EXERCISE AIM: Look for the word "Started" in the records, and copy each line where it appears.

Saved entries:
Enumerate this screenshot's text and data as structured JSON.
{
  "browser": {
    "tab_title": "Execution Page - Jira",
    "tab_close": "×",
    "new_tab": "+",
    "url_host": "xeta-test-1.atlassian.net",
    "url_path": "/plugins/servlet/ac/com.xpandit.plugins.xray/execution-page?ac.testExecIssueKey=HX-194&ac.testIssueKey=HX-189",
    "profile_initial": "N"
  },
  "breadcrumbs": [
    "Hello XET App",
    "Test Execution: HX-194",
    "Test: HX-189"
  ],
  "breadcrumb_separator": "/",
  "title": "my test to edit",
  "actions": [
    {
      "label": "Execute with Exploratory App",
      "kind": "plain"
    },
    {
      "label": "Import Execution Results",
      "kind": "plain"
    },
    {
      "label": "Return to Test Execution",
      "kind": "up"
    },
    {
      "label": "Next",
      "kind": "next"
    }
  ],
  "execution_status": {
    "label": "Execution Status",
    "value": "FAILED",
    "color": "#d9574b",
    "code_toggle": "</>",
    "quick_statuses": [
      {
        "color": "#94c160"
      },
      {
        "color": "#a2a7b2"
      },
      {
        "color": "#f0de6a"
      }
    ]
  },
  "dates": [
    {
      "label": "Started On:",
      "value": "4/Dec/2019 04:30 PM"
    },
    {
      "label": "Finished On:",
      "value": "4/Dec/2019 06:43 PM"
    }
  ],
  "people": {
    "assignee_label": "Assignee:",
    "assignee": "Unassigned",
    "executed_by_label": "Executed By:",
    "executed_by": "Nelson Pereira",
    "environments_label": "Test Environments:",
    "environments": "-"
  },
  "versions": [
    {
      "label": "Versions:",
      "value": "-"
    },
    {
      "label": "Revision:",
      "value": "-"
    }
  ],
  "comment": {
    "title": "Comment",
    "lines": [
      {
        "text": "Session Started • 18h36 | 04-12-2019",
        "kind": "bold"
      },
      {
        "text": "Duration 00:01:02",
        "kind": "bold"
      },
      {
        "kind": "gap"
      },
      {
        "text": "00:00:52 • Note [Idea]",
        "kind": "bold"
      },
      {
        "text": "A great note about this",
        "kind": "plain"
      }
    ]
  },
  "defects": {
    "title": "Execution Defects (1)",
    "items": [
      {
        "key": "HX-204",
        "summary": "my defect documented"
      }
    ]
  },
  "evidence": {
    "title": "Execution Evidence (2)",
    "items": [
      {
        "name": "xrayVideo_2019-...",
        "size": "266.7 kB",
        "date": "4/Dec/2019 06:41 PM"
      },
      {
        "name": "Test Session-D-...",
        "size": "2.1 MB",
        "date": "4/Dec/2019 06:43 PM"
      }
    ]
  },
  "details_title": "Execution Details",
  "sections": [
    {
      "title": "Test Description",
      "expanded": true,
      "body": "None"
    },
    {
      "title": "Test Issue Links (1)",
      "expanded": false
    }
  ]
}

SOLUTION:
      "label": "Started On:",
        "text": "Session Started • 18h36 | 04-12-2019",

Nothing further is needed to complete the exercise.